The agile approach extends beyond the factory floor. It encompasses software development methodologies like Scrum, emphasizing iterative cycles, cross-functional collaboration, and customer involvement. This approach translates well to manufacturing strategies, where cross-functional teams collaborate to optimize production lines and streamline processes. Information technology, including Enterprise Resource Planning (ERP) systems, plays a vital role in connecting various stages of production, ensuring real-time information exchange and enhancing decision-making.

Agile manufacturing thrives on its ability to optimize the entire supply chain. By closely aligning production with customer orders, raw materials and components are procured just-in-time, minimizing inventory costs and waste. The focus on mass customization enables manufacturing companies to cater to individual customer requirements without compromising efficiency. This strategy effectively reduces labor costs associated with producing large batches of standardized products.

Agile manufacturing's success lies in its commitment to continuous improvement. It promotes a culture of adaptability and encourages manufacturing companies to embrace advancements in technology and industry best practices. As the competitive environment evolves, agile manufacturing systems evolve with it, positioning companies to swiftly adapt to new market demands, innovations, and customer expectations.

One of the defining features of agile manufacturing is its ability to significantly reduce time to market. By streamlining the product development lifecycle and incorporating customer feedback at an early stage, companies can bring new products to market faster than traditional manufacturing methods allow. This speed-to-market advantage can be a key differentiator in a fast-paced industry.

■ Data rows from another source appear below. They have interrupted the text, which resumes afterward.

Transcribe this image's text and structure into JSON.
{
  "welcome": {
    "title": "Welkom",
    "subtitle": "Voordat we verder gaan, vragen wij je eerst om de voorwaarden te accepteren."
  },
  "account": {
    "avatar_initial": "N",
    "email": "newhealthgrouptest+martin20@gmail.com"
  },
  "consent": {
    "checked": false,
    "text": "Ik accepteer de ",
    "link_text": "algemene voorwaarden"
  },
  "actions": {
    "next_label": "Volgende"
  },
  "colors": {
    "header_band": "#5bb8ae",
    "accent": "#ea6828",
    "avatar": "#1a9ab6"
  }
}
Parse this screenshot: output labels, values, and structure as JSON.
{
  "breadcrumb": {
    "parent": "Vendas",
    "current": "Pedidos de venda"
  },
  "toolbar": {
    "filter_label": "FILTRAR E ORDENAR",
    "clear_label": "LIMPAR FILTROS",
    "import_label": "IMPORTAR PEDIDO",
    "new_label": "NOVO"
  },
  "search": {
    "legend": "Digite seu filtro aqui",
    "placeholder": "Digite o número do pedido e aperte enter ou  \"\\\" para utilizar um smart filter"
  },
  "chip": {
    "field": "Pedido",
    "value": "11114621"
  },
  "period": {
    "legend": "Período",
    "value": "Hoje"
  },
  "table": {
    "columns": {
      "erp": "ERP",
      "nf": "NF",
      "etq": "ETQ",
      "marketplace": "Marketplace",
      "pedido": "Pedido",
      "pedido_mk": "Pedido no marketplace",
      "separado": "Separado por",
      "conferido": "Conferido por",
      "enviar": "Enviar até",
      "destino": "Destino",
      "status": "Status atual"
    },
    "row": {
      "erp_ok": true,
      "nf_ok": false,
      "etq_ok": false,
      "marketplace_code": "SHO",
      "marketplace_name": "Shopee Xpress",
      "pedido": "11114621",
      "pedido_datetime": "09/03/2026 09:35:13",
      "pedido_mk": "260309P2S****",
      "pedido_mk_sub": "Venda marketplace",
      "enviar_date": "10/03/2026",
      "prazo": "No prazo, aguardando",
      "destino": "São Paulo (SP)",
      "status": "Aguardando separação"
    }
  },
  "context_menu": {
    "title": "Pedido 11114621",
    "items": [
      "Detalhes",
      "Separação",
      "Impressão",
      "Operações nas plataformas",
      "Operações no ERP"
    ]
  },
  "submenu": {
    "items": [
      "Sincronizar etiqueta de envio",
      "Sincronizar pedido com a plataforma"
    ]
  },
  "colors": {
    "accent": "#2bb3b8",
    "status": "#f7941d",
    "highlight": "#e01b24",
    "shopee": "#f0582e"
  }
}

In conclusion, agile manufacturing is a customer-focused methodology that embraces adaptability, collaboration, and innovation. By leveraging agile methodologies from software development, optimizing production processes, and aligning supply chain strategies with customer orders, manufacturing companies can thrive in an ever-changing market environment. This approach not only ensures higher customer satisfaction and competitive advantage but also positions businesses to excel in an era of rapid technological advancements and market volatility.